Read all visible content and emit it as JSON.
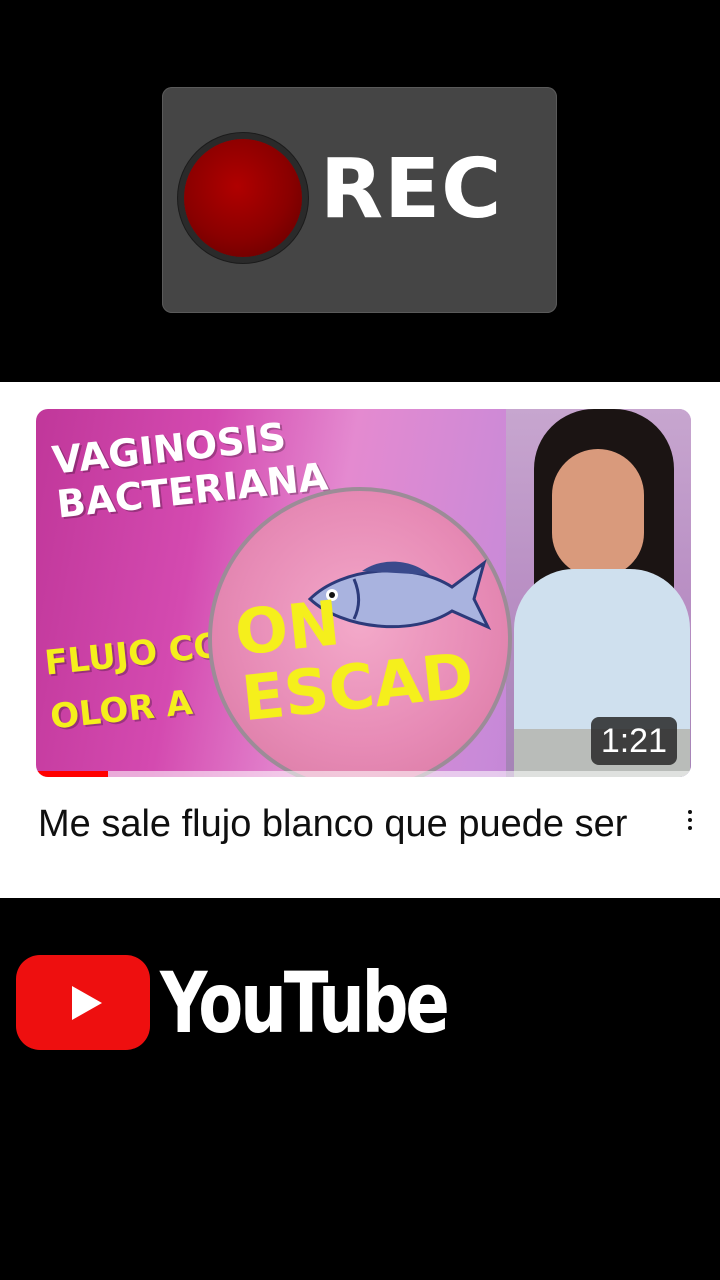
{
  "rec_badge": {
    "label": "REC"
  },
  "video": {
    "thumbnail": {
      "headline_line1": "VAGINOSIS",
      "headline_line2": "BACTERIANA",
      "yellow_line1": "FLUJO CON",
      "yellow_line2": "OLOR A",
      "magnified_text": "ON\nESCAD",
      "duration": "1:21",
      "watched_fraction": 0.11
    },
    "title": "Me sale flujo blanco que puede ser"
  },
  "logo": {
    "wordmark": "YouTube"
  },
  "colors": {
    "accent": "#ee0f0f",
    "progress": "#ff0000",
    "thumbnail_text_yellow": "#f5ef1c"
  }
}
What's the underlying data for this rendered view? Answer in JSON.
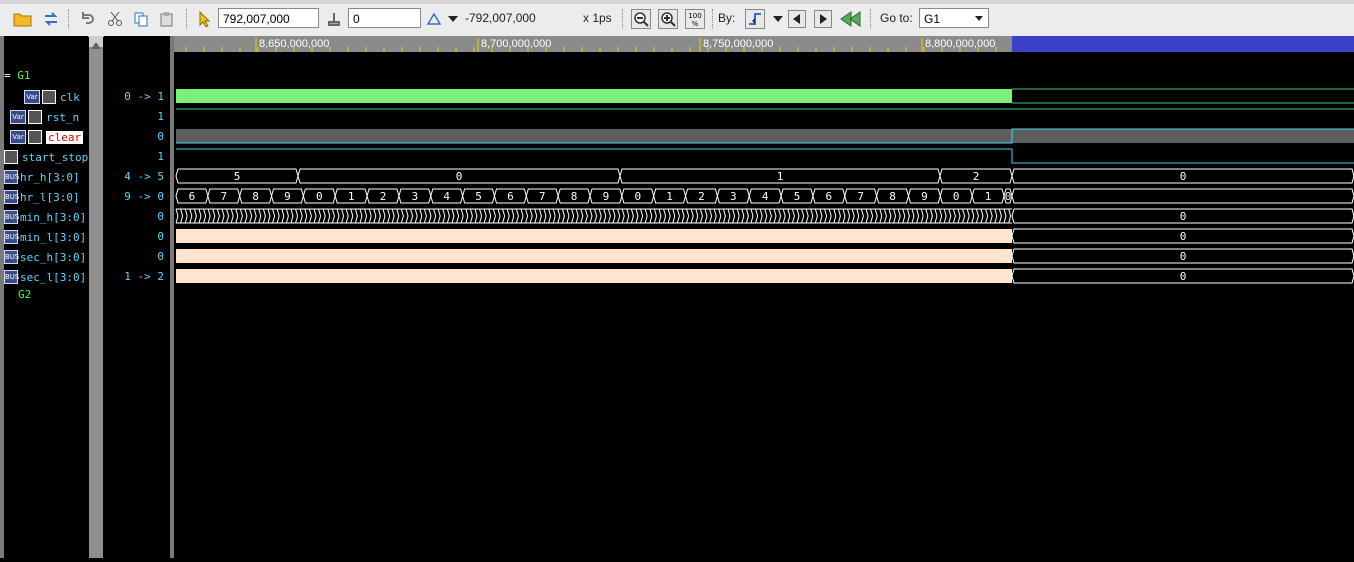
{
  "toolbar": {
    "time_value": "792,007,000",
    "offset_value": "0",
    "delta_label": "-792,007,000",
    "scale_label": "x 1ps",
    "by_label": "By:",
    "goto_label": "Go to:",
    "goto_value": "G1"
  },
  "timeline": {
    "ticks": [
      "8,650,000,000",
      "8,700,000,000",
      "8,750,000,000",
      "8,800,000,000"
    ]
  },
  "groups": [
    "G1",
    "G2"
  ],
  "signals": [
    {
      "name": "clk",
      "value": "0 -> 1",
      "type": "Var"
    },
    {
      "name": "rst_n",
      "value": "1",
      "type": "Var"
    },
    {
      "name": "clear",
      "value": "0",
      "type": "Var"
    },
    {
      "name": "start_stop",
      "value": "1",
      "type": "Var"
    },
    {
      "name": "hr_h[3:0]",
      "value": "4 -> 5",
      "type": "Bus"
    },
    {
      "name": "hr_l[3:0]",
      "value": "9 -> 0",
      "type": "Bus"
    },
    {
      "name": "min_h[3:0]",
      "value": "0",
      "type": "Bus"
    },
    {
      "name": "min_l[3:0]",
      "value": "0",
      "type": "Bus"
    },
    {
      "name": "sec_h[3:0]",
      "value": "0",
      "type": "Bus"
    },
    {
      "name": "sec_l[3:0]",
      "value": "1 -> 2",
      "type": "Bus"
    }
  ],
  "waves": {
    "hr_h_segments": [
      "5",
      "0",
      "1",
      "2",
      "0"
    ],
    "hr_l_segments": [
      "6",
      "7",
      "8",
      "9",
      "0",
      "1",
      "2",
      "3",
      "4",
      "5",
      "6",
      "7",
      "8",
      "9",
      "0",
      "1",
      "2",
      "3",
      "4",
      "5",
      "6",
      "7",
      "8",
      "9",
      "0",
      "1",
      "0"
    ],
    "min_h_end": "0",
    "min_l_end": "0",
    "sec_h_end": "0",
    "sec_l_end": "0"
  },
  "colors": {
    "clk_fill": "#7af07a",
    "bus_line": "#46d6e8",
    "trace_green": "#3ccf6a",
    "clear_fill": "#5e5e5e",
    "dense_fill": "#ffe4cf",
    "cursor_bar": "#3a40c8"
  }
}
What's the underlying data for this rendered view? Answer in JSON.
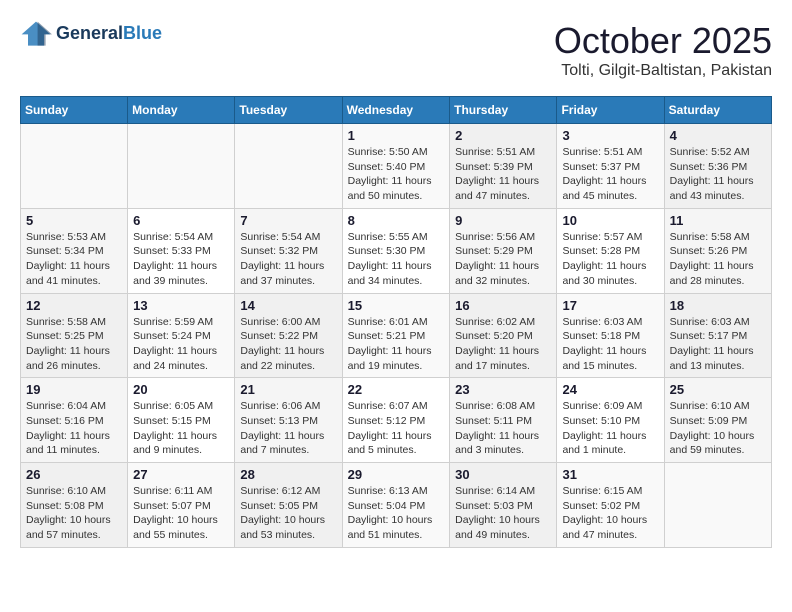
{
  "header": {
    "logo_line1": "General",
    "logo_line2": "Blue",
    "month": "October 2025",
    "location": "Tolti, Gilgit-Baltistan, Pakistan"
  },
  "days_of_week": [
    "Sunday",
    "Monday",
    "Tuesday",
    "Wednesday",
    "Thursday",
    "Friday",
    "Saturday"
  ],
  "weeks": [
    [
      {
        "day": "",
        "sunrise": "",
        "sunset": "",
        "daylight": ""
      },
      {
        "day": "",
        "sunrise": "",
        "sunset": "",
        "daylight": ""
      },
      {
        "day": "",
        "sunrise": "",
        "sunset": "",
        "daylight": ""
      },
      {
        "day": "1",
        "sunrise": "Sunrise: 5:50 AM",
        "sunset": "Sunset: 5:40 PM",
        "daylight": "Daylight: 11 hours and 50 minutes."
      },
      {
        "day": "2",
        "sunrise": "Sunrise: 5:51 AM",
        "sunset": "Sunset: 5:39 PM",
        "daylight": "Daylight: 11 hours and 47 minutes."
      },
      {
        "day": "3",
        "sunrise": "Sunrise: 5:51 AM",
        "sunset": "Sunset: 5:37 PM",
        "daylight": "Daylight: 11 hours and 45 minutes."
      },
      {
        "day": "4",
        "sunrise": "Sunrise: 5:52 AM",
        "sunset": "Sunset: 5:36 PM",
        "daylight": "Daylight: 11 hours and 43 minutes."
      }
    ],
    [
      {
        "day": "5",
        "sunrise": "Sunrise: 5:53 AM",
        "sunset": "Sunset: 5:34 PM",
        "daylight": "Daylight: 11 hours and 41 minutes."
      },
      {
        "day": "6",
        "sunrise": "Sunrise: 5:54 AM",
        "sunset": "Sunset: 5:33 PM",
        "daylight": "Daylight: 11 hours and 39 minutes."
      },
      {
        "day": "7",
        "sunrise": "Sunrise: 5:54 AM",
        "sunset": "Sunset: 5:32 PM",
        "daylight": "Daylight: 11 hours and 37 minutes."
      },
      {
        "day": "8",
        "sunrise": "Sunrise: 5:55 AM",
        "sunset": "Sunset: 5:30 PM",
        "daylight": "Daylight: 11 hours and 34 minutes."
      },
      {
        "day": "9",
        "sunrise": "Sunrise: 5:56 AM",
        "sunset": "Sunset: 5:29 PM",
        "daylight": "Daylight: 11 hours and 32 minutes."
      },
      {
        "day": "10",
        "sunrise": "Sunrise: 5:57 AM",
        "sunset": "Sunset: 5:28 PM",
        "daylight": "Daylight: 11 hours and 30 minutes."
      },
      {
        "day": "11",
        "sunrise": "Sunrise: 5:58 AM",
        "sunset": "Sunset: 5:26 PM",
        "daylight": "Daylight: 11 hours and 28 minutes."
      }
    ],
    [
      {
        "day": "12",
        "sunrise": "Sunrise: 5:58 AM",
        "sunset": "Sunset: 5:25 PM",
        "daylight": "Daylight: 11 hours and 26 minutes."
      },
      {
        "day": "13",
        "sunrise": "Sunrise: 5:59 AM",
        "sunset": "Sunset: 5:24 PM",
        "daylight": "Daylight: 11 hours and 24 minutes."
      },
      {
        "day": "14",
        "sunrise": "Sunrise: 6:00 AM",
        "sunset": "Sunset: 5:22 PM",
        "daylight": "Daylight: 11 hours and 22 minutes."
      },
      {
        "day": "15",
        "sunrise": "Sunrise: 6:01 AM",
        "sunset": "Sunset: 5:21 PM",
        "daylight": "Daylight: 11 hours and 19 minutes."
      },
      {
        "day": "16",
        "sunrise": "Sunrise: 6:02 AM",
        "sunset": "Sunset: 5:20 PM",
        "daylight": "Daylight: 11 hours and 17 minutes."
      },
      {
        "day": "17",
        "sunrise": "Sunrise: 6:03 AM",
        "sunset": "Sunset: 5:18 PM",
        "daylight": "Daylight: 11 hours and 15 minutes."
      },
      {
        "day": "18",
        "sunrise": "Sunrise: 6:03 AM",
        "sunset": "Sunset: 5:17 PM",
        "daylight": "Daylight: 11 hours and 13 minutes."
      }
    ],
    [
      {
        "day": "19",
        "sunrise": "Sunrise: 6:04 AM",
        "sunset": "Sunset: 5:16 PM",
        "daylight": "Daylight: 11 hours and 11 minutes."
      },
      {
        "day": "20",
        "sunrise": "Sunrise: 6:05 AM",
        "sunset": "Sunset: 5:15 PM",
        "daylight": "Daylight: 11 hours and 9 minutes."
      },
      {
        "day": "21",
        "sunrise": "Sunrise: 6:06 AM",
        "sunset": "Sunset: 5:13 PM",
        "daylight": "Daylight: 11 hours and 7 minutes."
      },
      {
        "day": "22",
        "sunrise": "Sunrise: 6:07 AM",
        "sunset": "Sunset: 5:12 PM",
        "daylight": "Daylight: 11 hours and 5 minutes."
      },
      {
        "day": "23",
        "sunrise": "Sunrise: 6:08 AM",
        "sunset": "Sunset: 5:11 PM",
        "daylight": "Daylight: 11 hours and 3 minutes."
      },
      {
        "day": "24",
        "sunrise": "Sunrise: 6:09 AM",
        "sunset": "Sunset: 5:10 PM",
        "daylight": "Daylight: 11 hours and 1 minute."
      },
      {
        "day": "25",
        "sunrise": "Sunrise: 6:10 AM",
        "sunset": "Sunset: 5:09 PM",
        "daylight": "Daylight: 10 hours and 59 minutes."
      }
    ],
    [
      {
        "day": "26",
        "sunrise": "Sunrise: 6:10 AM",
        "sunset": "Sunset: 5:08 PM",
        "daylight": "Daylight: 10 hours and 57 minutes."
      },
      {
        "day": "27",
        "sunrise": "Sunrise: 6:11 AM",
        "sunset": "Sunset: 5:07 PM",
        "daylight": "Daylight: 10 hours and 55 minutes."
      },
      {
        "day": "28",
        "sunrise": "Sunrise: 6:12 AM",
        "sunset": "Sunset: 5:05 PM",
        "daylight": "Daylight: 10 hours and 53 minutes."
      },
      {
        "day": "29",
        "sunrise": "Sunrise: 6:13 AM",
        "sunset": "Sunset: 5:04 PM",
        "daylight": "Daylight: 10 hours and 51 minutes."
      },
      {
        "day": "30",
        "sunrise": "Sunrise: 6:14 AM",
        "sunset": "Sunset: 5:03 PM",
        "daylight": "Daylight: 10 hours and 49 minutes."
      },
      {
        "day": "31",
        "sunrise": "Sunrise: 6:15 AM",
        "sunset": "Sunset: 5:02 PM",
        "daylight": "Daylight: 10 hours and 47 minutes."
      },
      {
        "day": "",
        "sunrise": "",
        "sunset": "",
        "daylight": ""
      }
    ]
  ]
}
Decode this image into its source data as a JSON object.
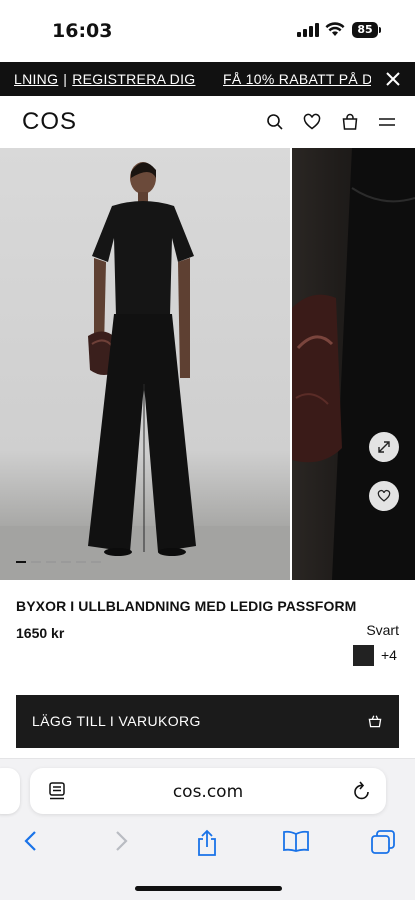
{
  "status_bar": {
    "time": "16:03",
    "battery": "85"
  },
  "promo": {
    "link_login_partial": "LNING",
    "separator": "|",
    "link_register": "REGISTRERA DIG",
    "offer_partial": "FÅ 10% RABATT PÅ D"
  },
  "header": {
    "logo": "COS",
    "icons": [
      "search-icon",
      "heart-icon",
      "bag-icon",
      "menu-icon"
    ]
  },
  "gallery": {
    "image_count": 6,
    "active_index": 0,
    "controls": [
      "expand-icon",
      "heart-icon"
    ]
  },
  "product": {
    "title": "BYXOR I ULLBLANDNING MED LEDIG PASSFORM",
    "price": "1650 kr",
    "colour_name": "Svart",
    "swatch_color": "#222222",
    "more_colours": "+4"
  },
  "cta": {
    "add_to_cart": "LÄGG TILL I VARUKORG"
  },
  "browser": {
    "url": "cos.com",
    "toolbar": [
      "back-icon",
      "forward-icon",
      "share-icon",
      "bookmarks-icon",
      "tabs-icon"
    ],
    "accent": "#1a73e8"
  }
}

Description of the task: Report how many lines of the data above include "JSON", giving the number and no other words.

Written response: 4